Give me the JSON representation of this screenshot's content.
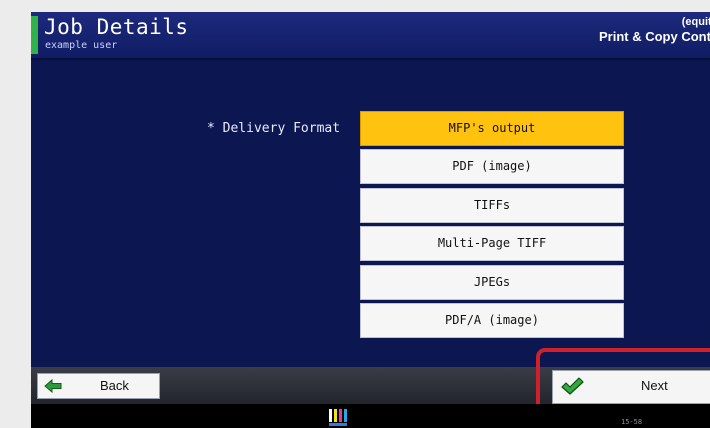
{
  "header": {
    "title": "Job Details",
    "user": "example user",
    "brand": "(equitr",
    "product": "Print & Copy Contr"
  },
  "form": {
    "field_label": "* Delivery Format",
    "options": [
      {
        "label": "MFP's output",
        "selected": true
      },
      {
        "label": "PDF (image)",
        "selected": false
      },
      {
        "label": "TIFFs",
        "selected": false
      },
      {
        "label": "Multi-Page TIFF",
        "selected": false
      },
      {
        "label": "JPEGs",
        "selected": false
      },
      {
        "label": "PDF/A (image)",
        "selected": false
      }
    ]
  },
  "nav": {
    "back_label": "Back",
    "back_icon": "arrow-left-icon",
    "next_label": "Next",
    "next_icon": "checkmark-icon"
  },
  "footer": {
    "status_code": "15-58",
    "toner_icon": "toner-level-icon"
  },
  "colors": {
    "panel_background": "#0c1650",
    "selected_option": "#ffc20e",
    "accent_green": "#2fb24a",
    "highlight_red": "#d0202a"
  }
}
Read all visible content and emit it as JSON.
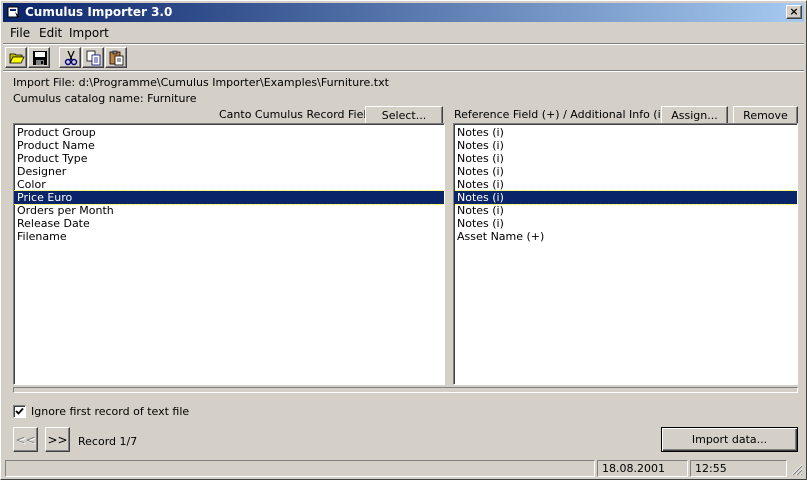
{
  "window": {
    "title": "Cumulus Importer 3.0",
    "close_glyph": "×"
  },
  "menu": {
    "items": [
      "File",
      "Edit",
      "Import"
    ]
  },
  "toolbar": {
    "icons": [
      "open-folder-icon",
      "save-icon",
      "cut-icon",
      "copy-icon",
      "paste-icon"
    ]
  },
  "info": {
    "import_file": "Import File: d:\\Programme\\Cumulus Importer\\Examples\\Furniture.txt",
    "catalog_name": "Cumulus catalog name: Furniture"
  },
  "left_panel": {
    "header": "Canto Cumulus Record Fields",
    "select_label": "Select...",
    "items": [
      "Product Group",
      "Product Name",
      "Product Type",
      "Designer",
      "Color",
      "Price Euro",
      "Orders per Month",
      "Release Date",
      "Filename"
    ],
    "selected_index": 5
  },
  "right_panel": {
    "header": "Reference Field (+) / Additional Info (i)",
    "assign_label": "Assign...",
    "remove_label": "Remove",
    "items": [
      "Notes (i)",
      "Notes (i)",
      "Notes (i)",
      "Notes (i)",
      "Notes (i)",
      "Notes (i)",
      "Notes (i)",
      "Notes (i)",
      "Asset Name (+)"
    ],
    "selected_index": 5
  },
  "options": {
    "ignore_first_label": "Ignore first record of text file",
    "ignore_first_checked": true
  },
  "nav": {
    "prev_label": "<<",
    "next_label": ">>",
    "record_label": "Record 1/7"
  },
  "actions": {
    "import_label": "Import data..."
  },
  "status": {
    "main": "",
    "date": "18.08.2001",
    "time": "12:55"
  },
  "colors": {
    "selection": "#0a246a",
    "face": "#d4d0c8",
    "title_start": "#0a246a",
    "title_end": "#a6caf0"
  }
}
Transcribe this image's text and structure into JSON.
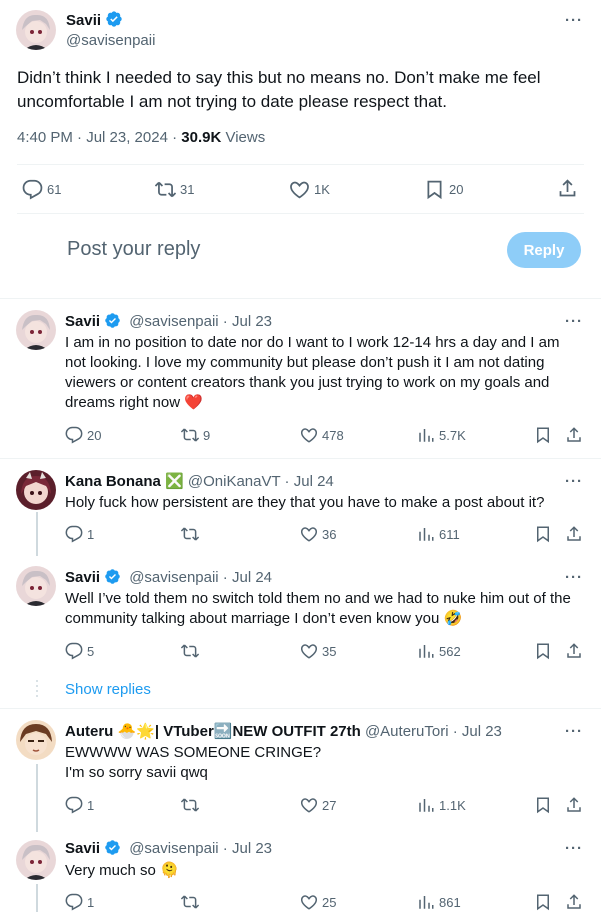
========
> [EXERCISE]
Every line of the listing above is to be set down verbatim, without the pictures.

> [RESULT]
Give me the JSON representation of this screenshot's content.
{
  "header": {
    "title": "Job Details",
    "user": "example user",
    "brand": "(equitr",
    "product": "Print & Copy Contr"
  },
  "form": {
    "field_label": "* Delivery Format",
    "options": [
      {
        "label": "MFP's output",
        "selected": true
      },
      {
        "label": "PDF (image)",
        "selected": false
      },
      {
        "label": "TIFFs",
        "selected": false
      },
      {
        "label": "Multi-Page TIFF",
        "selected": false
      },
      {
        "label": "JPEGs",
        "selected": false
      },
      {
        "label": "PDF/A (image)",
        "selected": false
      }
    ]
  },
  "nav": {
    "back_label": "Back",
    "back_icon": "arrow-left-icon",
    "next_label": "Next",
    "next_icon": "checkmark-icon"
  },
  "footer": {
    "status_code": "15-58",
    "toner_icon": "toner-level-icon"
  },
  "colors": {
    "panel_background": "#0c1650",
    "selected_option": "#ffc20e",
    "accent_green": "#2fb24a",
    "highlight_red": "#d0202a"
  }
}
Read all visible content and emit it as JSON.
{
  "window": {
    "title": "Cumulus Importer 3.0",
    "close_glyph": "×"
  },
  "menu": {
    "items": [
      "File",
      "Edit",
      "Import"
    ]
  },
  "toolbar": {
    "icons": [
      "open-folder-icon",
      "save-icon",
      "cut-icon",
      "copy-icon",
      "paste-icon"
    ]
  },
  "info": {
    "import_file": "Import File: d:\\Programme\\Cumulus Importer\\Examples\\Furniture.txt",
    "catalog_name": "Cumulus catalog name: Furniture"
  },
  "left_panel": {
    "header": "Canto Cumulus Record Fields",
    "select_label": "Select...",
    "items": [
      "Product Group",
      "Product Name",
      "Product Type",
      "Designer",
      "Color",
      "Price Euro",
      "Orders per Month",
      "Release Date",
      "Filename"
    ],
    "selected_index": 5
  },
  "right_panel": {
    "header": "Reference Field (+) / Additional Info (i)",
    "assign_label": "Assign...",
    "remove_label": "Remove",
    "items": [
      "Notes (i)",
      "Notes (i)",
      "Notes (i)",
      "Notes (i)",
      "Notes (i)",
      "Notes (i)",
      "Notes (i)",
      "Notes (i)",
      "Asset Name (+)"
    ],
    "selected_index": 5
  },
  "options": {
    "ignore_first_label": "Ignore first record of text file",
    "ignore_first_checked": true
  },
  "nav": {
    "prev_label": "<<",
    "next_label": ">>",
    "record_label": "Record 1/7"
  },
  "actions": {
    "import_label": "Import data..."
  },
  "status": {
    "main": "",
    "date": "18.08.2001",
    "time": "12:55"
  },
  "colors": {
    "selection": "#0a246a",
    "face": "#d4d0c8",
    "title_start": "#0a246a",
    "title_end": "#a6caf0"
  }
}
Transcribe this image's text and structure into JSON.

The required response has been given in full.